▶ _EXERCISE DESCRIPTION_
"true" is the word to look for; say how many lines of the listing below contain it, and nothing else.

══════════════════════════════

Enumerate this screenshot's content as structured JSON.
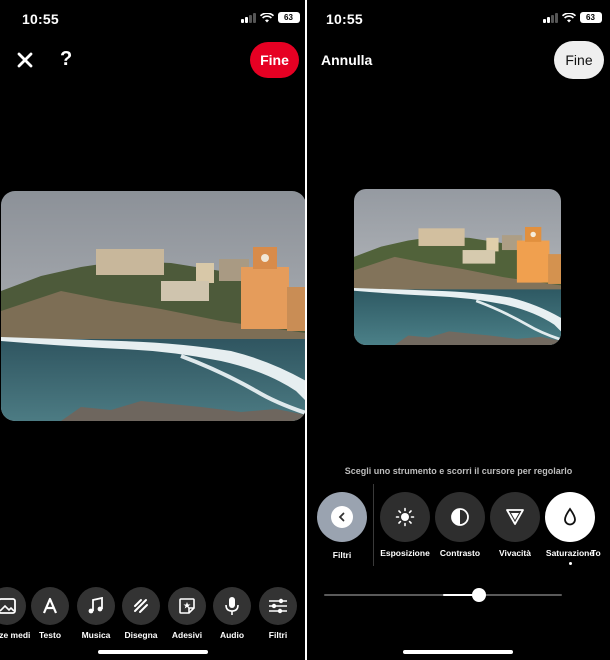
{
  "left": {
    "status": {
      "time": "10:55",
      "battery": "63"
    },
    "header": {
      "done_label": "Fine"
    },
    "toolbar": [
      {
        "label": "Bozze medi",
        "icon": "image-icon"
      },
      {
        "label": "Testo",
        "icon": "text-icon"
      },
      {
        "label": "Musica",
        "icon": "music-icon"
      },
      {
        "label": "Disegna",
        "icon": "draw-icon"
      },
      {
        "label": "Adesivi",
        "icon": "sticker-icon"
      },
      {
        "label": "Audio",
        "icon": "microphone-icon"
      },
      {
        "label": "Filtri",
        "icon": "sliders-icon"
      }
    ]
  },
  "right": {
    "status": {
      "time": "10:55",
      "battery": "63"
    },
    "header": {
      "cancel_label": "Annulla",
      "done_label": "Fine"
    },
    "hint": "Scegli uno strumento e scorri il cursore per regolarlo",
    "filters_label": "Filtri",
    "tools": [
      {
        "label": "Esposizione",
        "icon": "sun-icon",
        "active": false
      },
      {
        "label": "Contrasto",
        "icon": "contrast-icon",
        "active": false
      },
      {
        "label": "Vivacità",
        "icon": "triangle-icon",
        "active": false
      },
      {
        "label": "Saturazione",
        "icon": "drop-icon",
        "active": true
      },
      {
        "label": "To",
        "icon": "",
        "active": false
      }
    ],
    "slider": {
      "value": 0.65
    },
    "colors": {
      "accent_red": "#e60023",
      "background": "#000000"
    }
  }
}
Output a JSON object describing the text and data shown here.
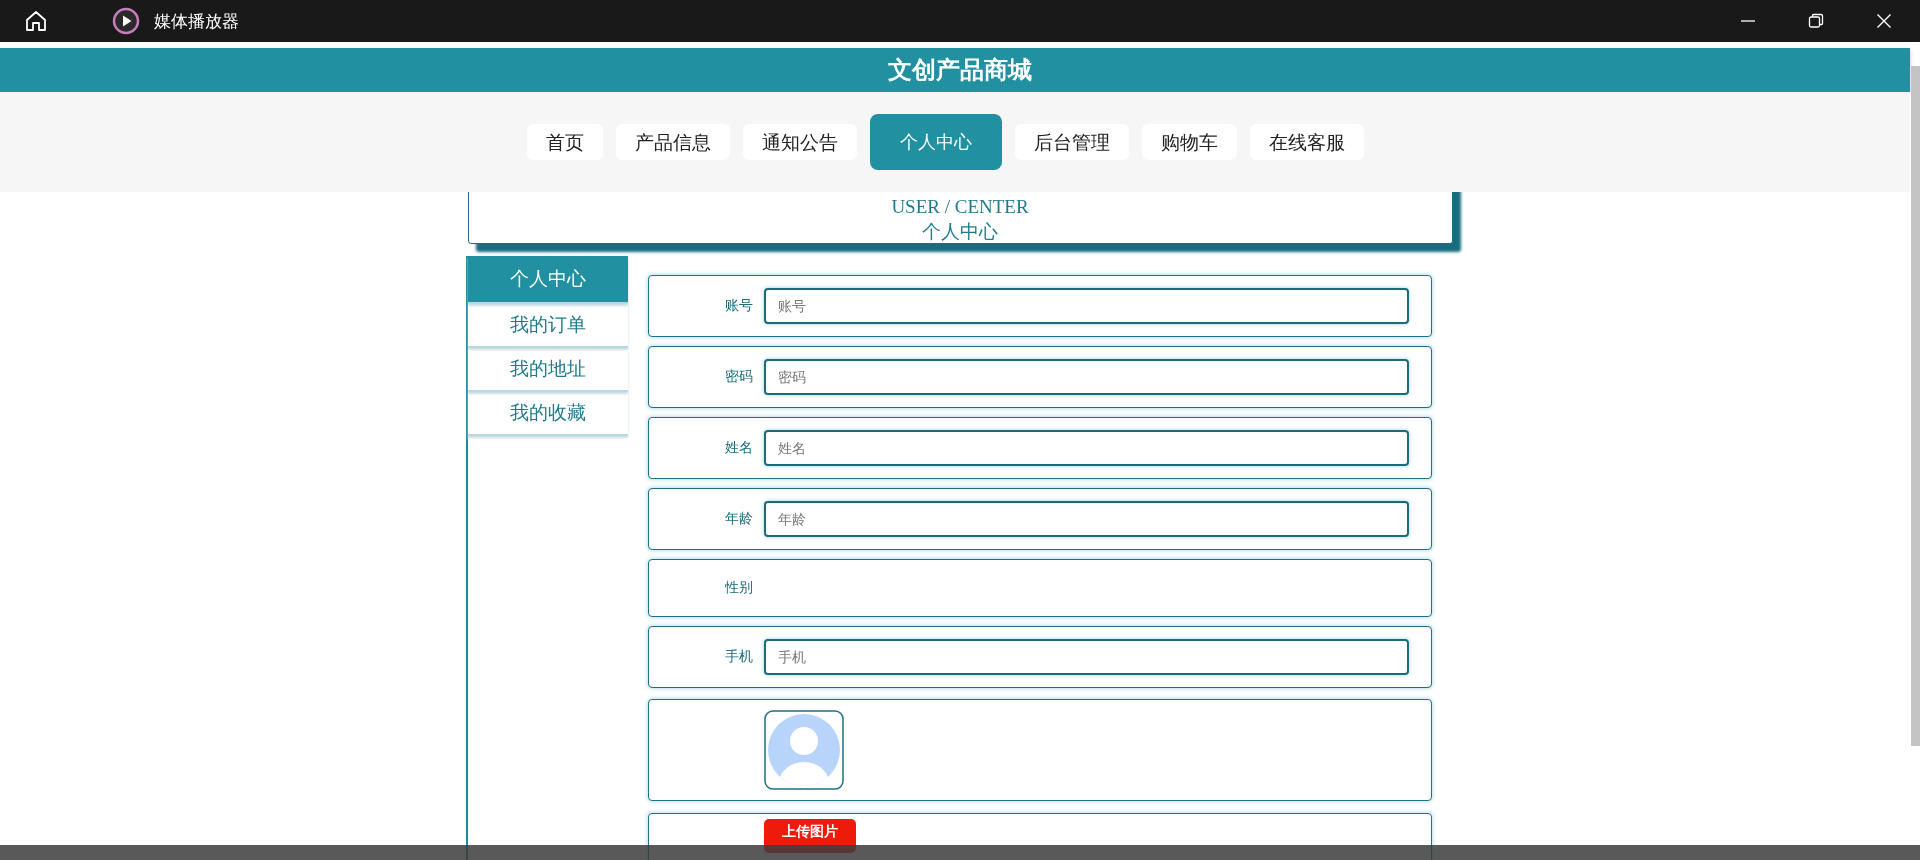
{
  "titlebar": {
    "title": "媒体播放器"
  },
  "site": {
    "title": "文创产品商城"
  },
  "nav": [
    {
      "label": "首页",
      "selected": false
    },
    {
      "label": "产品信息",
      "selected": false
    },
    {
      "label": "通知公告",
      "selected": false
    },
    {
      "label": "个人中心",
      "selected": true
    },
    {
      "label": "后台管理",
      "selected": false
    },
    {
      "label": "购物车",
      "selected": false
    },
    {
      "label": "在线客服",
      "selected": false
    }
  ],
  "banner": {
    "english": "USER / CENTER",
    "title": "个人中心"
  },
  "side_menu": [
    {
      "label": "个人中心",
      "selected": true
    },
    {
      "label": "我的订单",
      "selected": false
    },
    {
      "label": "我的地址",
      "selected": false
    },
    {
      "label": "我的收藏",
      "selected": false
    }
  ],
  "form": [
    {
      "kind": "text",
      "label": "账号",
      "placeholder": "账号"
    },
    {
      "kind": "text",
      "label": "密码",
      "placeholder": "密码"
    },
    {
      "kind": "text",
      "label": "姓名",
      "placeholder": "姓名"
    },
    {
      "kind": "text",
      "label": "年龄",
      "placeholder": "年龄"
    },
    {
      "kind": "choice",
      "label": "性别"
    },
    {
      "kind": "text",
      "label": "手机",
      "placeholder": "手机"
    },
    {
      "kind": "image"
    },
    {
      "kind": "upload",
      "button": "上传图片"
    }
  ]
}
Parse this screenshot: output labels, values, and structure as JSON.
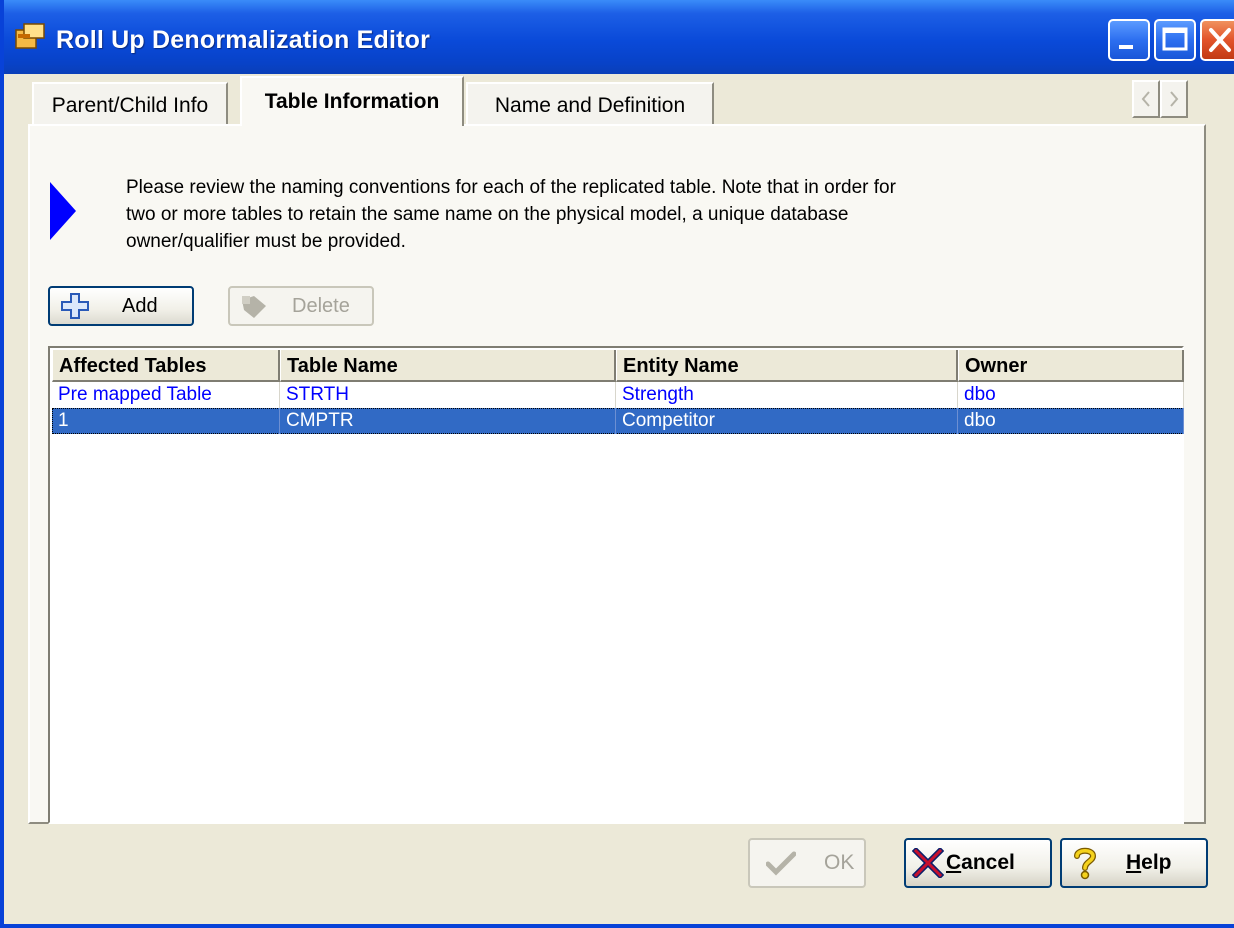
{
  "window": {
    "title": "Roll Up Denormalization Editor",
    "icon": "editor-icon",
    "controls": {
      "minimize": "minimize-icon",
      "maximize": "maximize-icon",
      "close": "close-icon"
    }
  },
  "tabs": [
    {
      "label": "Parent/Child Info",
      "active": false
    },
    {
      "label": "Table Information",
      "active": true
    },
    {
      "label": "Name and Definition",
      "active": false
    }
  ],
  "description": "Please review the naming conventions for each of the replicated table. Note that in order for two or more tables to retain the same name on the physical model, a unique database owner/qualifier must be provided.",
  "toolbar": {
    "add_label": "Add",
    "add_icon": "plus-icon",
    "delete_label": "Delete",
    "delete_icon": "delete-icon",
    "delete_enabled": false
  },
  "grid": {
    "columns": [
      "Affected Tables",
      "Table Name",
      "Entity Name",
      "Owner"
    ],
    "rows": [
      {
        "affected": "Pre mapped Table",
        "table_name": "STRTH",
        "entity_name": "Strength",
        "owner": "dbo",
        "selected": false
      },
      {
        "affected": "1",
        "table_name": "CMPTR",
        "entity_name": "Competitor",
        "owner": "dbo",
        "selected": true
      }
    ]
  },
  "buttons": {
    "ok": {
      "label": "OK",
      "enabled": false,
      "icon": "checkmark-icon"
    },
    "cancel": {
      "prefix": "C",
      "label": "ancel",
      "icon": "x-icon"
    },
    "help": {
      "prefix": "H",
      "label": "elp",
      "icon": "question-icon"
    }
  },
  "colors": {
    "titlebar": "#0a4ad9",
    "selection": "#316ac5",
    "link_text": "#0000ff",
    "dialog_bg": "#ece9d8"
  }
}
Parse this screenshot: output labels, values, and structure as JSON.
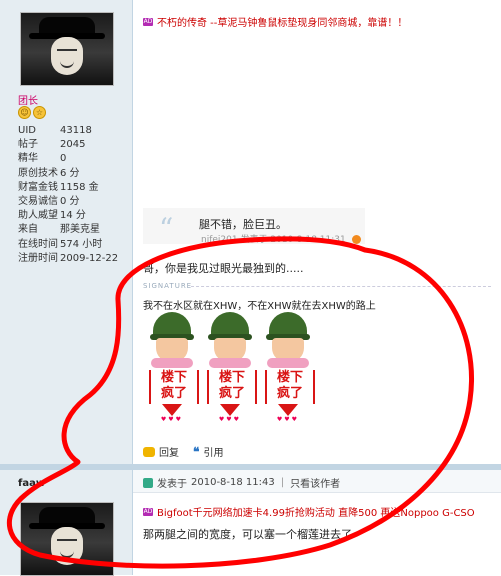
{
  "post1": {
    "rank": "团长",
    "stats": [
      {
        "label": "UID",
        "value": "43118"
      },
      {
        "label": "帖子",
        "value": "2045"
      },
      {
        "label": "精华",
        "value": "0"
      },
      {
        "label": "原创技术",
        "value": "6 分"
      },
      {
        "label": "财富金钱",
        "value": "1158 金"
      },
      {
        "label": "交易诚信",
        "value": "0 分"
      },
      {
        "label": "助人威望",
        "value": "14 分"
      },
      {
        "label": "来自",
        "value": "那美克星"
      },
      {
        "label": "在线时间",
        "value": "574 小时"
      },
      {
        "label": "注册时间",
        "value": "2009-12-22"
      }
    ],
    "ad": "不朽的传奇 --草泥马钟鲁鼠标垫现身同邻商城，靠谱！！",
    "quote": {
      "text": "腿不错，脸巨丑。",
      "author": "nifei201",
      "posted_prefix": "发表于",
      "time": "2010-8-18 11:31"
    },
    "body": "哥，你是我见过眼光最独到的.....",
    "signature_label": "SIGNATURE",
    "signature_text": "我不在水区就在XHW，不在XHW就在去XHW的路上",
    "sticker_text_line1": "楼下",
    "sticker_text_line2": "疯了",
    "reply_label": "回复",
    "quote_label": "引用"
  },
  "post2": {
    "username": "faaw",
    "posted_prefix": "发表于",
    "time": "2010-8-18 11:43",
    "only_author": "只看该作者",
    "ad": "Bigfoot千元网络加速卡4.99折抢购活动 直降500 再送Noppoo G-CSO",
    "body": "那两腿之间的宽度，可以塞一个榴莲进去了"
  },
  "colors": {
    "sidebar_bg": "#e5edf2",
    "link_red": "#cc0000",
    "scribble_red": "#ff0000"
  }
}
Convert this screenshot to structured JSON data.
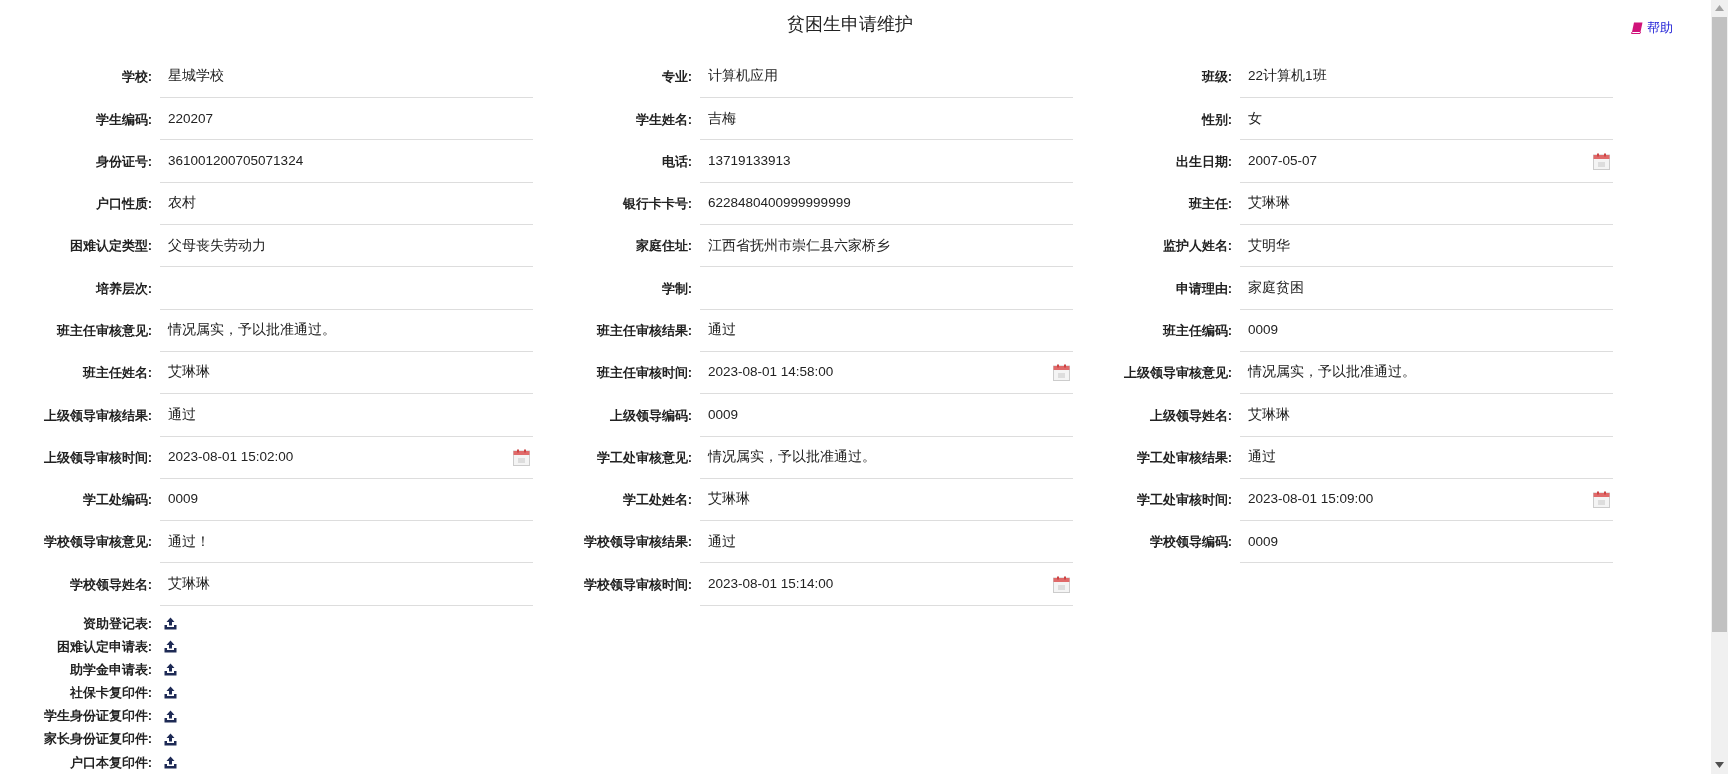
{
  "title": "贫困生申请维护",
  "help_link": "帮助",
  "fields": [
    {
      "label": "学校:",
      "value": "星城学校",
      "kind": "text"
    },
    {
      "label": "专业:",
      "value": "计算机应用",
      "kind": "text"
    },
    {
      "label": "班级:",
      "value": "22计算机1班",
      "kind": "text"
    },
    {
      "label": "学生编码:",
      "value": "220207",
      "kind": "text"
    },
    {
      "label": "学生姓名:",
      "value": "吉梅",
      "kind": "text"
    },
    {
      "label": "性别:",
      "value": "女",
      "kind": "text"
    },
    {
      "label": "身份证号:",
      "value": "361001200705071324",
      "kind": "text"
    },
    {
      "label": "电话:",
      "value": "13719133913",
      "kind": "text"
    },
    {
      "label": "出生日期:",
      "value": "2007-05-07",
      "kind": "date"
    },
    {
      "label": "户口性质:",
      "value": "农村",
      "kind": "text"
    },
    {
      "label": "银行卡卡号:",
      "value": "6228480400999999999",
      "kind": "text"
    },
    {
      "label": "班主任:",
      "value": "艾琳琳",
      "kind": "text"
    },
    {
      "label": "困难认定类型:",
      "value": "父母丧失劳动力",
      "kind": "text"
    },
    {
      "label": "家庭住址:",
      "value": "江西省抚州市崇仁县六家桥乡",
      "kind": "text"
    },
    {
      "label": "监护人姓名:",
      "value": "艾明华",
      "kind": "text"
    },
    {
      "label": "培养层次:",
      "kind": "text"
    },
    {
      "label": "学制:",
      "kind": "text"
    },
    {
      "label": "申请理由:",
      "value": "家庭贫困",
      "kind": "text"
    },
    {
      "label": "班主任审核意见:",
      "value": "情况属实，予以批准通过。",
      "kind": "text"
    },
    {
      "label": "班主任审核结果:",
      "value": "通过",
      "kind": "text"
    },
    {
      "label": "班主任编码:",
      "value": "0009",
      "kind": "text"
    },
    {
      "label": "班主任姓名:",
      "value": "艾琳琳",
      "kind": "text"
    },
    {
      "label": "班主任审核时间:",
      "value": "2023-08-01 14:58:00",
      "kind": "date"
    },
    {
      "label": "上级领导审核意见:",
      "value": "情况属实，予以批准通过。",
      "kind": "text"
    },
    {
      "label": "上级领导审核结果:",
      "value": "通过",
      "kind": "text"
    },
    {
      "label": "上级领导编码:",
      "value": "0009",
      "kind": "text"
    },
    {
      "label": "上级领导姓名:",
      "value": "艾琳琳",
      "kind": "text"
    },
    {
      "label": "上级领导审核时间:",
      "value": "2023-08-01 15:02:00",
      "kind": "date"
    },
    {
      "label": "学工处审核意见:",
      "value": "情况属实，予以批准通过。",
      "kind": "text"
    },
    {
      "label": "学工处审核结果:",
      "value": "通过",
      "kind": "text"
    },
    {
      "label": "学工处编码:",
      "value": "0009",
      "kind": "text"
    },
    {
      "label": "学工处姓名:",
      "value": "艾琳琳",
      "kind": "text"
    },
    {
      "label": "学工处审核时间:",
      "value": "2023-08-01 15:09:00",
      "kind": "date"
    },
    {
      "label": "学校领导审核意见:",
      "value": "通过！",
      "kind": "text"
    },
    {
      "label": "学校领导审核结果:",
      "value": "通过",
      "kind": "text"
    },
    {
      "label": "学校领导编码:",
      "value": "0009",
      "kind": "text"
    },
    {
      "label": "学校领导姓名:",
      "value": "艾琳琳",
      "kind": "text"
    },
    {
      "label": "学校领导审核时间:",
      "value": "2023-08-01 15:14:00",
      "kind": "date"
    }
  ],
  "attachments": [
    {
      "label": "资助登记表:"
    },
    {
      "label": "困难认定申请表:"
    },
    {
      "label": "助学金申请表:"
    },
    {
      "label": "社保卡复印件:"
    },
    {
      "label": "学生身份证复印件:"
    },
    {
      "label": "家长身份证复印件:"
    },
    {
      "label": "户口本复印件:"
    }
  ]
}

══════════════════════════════

▶ _RESULT OF THE EXERCISE_
5